The latest partisan fight-fest seems to be over President Obama’s decision to spend the weekend in Chicago rather than visiting Arlington to lay the wreath at the Tomb of the Unknown Soldier.
From the Chicago Herald:
“According to a White House official, the Obamas will arrive Thursday and stay until Monday, when Obama will participate in a Memorial Day ceremony at Abraham Lincoln National Cemetery in Elwood. The veterans’ cemetery is about 50 miles south of Chicago.”
As the wife of a soldier who deployed to Iraq and Afghanistan – and who performed hundreds of funeral details at Arlington when he was a soldier in the Old Guard – I’m having difficulty sympathizing with those citing this decision as yet another example of Obama’s supposed lack of patriotism / lack of respect for the troops.
Veterans are buried in special sections of cemeteries across the country. The dead veterans whose Arlington plots are marked by uniform tombstones are no more special than those buried in the same uniform tombstones in the cemetery in Chicago. Or the cemetery in your town. They all joined the service, they all did what they were called to do, and they’re all dead, now.
Arlington is symbolic, yes. But what’s more important – Obama visiting a symbol, a cemetery he’s expected to visit because everyone else has, or Obama visiting a cemetery where veterans are buried?
Does it matter how big or how small the cemetery is? Does it matter what the cemetery is called?
I think it does matter how big the cemetery is, and I think the smaller, the better. As someone who was in favor of Obama’s election, I wanted to make sure I was being objective, so I thought, “What if this weren’t Memorial Day, but instead a special holiday marking the Suffrage Movement? What if we had a female president, and there were a famous, hugely symbolic monument to those who rallied – and even experienced torture – as part of the Suffrage Movement, and she didn’t visit? What if, instead, she visited some small factory in some no-name town where a unit of women, largely forgotten because their names aren’t on the big monument, had also shown their support of the movement?”

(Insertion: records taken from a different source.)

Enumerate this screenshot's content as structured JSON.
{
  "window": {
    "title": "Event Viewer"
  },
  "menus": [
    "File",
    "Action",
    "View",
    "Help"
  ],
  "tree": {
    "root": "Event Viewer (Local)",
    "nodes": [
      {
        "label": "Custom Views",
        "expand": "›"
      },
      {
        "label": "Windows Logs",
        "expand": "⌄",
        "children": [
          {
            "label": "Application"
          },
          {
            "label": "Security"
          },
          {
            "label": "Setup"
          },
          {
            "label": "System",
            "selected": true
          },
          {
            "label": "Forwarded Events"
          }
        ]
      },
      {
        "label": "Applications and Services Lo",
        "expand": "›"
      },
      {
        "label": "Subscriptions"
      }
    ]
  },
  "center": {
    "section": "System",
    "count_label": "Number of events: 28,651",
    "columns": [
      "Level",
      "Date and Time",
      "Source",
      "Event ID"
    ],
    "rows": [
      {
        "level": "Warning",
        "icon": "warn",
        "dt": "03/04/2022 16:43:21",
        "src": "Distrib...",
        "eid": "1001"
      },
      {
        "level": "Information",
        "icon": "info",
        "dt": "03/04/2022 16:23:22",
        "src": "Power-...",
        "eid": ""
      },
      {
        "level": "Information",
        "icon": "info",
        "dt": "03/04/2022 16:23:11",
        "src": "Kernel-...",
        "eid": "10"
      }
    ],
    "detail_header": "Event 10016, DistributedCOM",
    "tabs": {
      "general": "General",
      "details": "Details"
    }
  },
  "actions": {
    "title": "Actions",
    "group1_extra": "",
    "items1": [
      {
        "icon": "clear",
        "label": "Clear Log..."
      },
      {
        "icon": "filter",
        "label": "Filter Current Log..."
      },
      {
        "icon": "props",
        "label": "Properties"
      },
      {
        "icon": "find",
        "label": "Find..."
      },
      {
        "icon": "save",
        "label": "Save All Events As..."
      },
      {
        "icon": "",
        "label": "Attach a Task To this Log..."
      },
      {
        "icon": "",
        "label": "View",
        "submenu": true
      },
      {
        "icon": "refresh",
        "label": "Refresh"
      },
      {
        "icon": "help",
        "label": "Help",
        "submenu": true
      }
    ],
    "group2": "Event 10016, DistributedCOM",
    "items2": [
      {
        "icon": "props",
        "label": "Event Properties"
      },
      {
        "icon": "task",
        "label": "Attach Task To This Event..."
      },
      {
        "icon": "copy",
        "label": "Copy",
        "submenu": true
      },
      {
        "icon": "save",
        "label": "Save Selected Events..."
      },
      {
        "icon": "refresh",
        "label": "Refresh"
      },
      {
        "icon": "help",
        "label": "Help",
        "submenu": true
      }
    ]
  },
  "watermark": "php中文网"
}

I decided I would rather she visit the small factory in the no-name town. Those women in that no-name town would have done just as much for their movement as the others, but their names would have been forgotten, their activism unrecognized.
This is how I feel about Obama’s visit to the cemetery in Chicago. Not only does it show support for the dedicated soldiers of his hometown, but it’s somehow more sincere than making the expected trip to the expected cemetery to satisfy other people’s expectations.
If I had a family member buried in a veteran’s section of a cemetery somewhere other than Arlington, I might – after scores of presidential visits to that one, symbolic, cemetery – start to feel like none of the “little guys” who weren’t buried at Arlington matter.
The dead at Arlington are hardly forgotten – unlike the poor suckers buried across the street from where I live in their veteran plots no one visits, where no one sells their Vietnam paintings, where no statues or sculptures mark their sacrifice.
I invite you to join (or “like”) the facebook page I created and to post your own pictures of showing appreciation (not the partying kind) this Memorial Day.